*** DATA FOR THE TASK Section Begins ***

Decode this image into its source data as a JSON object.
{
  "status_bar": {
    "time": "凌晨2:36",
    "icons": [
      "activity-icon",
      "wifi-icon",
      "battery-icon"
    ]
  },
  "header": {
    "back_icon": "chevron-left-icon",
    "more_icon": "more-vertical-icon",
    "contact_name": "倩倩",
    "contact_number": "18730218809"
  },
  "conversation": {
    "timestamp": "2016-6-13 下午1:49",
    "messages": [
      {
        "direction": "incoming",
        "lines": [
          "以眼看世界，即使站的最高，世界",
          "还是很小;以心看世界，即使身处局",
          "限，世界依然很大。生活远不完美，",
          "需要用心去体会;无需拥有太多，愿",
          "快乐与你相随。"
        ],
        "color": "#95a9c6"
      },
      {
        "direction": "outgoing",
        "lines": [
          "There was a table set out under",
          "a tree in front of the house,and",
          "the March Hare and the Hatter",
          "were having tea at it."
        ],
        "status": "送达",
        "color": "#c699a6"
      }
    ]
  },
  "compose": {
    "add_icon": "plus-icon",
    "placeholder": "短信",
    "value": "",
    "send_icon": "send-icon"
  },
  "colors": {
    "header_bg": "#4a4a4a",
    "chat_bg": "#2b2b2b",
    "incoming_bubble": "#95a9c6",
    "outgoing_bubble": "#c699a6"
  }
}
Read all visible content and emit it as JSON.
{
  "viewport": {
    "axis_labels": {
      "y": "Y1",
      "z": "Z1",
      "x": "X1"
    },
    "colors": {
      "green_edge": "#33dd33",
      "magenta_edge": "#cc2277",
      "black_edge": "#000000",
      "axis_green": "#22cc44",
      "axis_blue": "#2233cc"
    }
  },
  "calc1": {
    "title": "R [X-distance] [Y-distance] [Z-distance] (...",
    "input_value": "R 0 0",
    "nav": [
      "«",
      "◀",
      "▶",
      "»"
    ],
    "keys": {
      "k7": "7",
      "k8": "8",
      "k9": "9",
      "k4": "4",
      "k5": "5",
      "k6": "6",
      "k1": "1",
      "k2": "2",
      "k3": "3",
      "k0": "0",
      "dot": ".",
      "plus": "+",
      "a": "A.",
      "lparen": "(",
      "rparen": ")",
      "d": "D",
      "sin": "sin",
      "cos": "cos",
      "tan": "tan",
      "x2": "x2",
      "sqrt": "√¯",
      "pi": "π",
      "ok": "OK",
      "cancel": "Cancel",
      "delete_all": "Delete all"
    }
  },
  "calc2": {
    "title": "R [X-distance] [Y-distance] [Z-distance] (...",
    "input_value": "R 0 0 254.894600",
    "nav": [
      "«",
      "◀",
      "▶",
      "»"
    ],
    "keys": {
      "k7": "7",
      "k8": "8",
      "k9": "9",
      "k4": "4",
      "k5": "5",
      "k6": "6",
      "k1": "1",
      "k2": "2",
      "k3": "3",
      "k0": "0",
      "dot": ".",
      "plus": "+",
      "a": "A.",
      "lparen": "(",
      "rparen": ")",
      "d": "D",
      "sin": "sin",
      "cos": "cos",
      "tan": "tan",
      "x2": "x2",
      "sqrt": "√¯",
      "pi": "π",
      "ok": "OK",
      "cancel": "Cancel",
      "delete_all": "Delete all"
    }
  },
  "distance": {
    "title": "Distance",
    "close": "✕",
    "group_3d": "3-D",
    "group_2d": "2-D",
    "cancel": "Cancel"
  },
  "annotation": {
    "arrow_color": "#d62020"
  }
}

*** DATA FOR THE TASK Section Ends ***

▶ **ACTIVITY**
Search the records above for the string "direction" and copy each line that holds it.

▶ **ANSWER SPACE**
        "direction": "incoming",
        "direction": "outgoing",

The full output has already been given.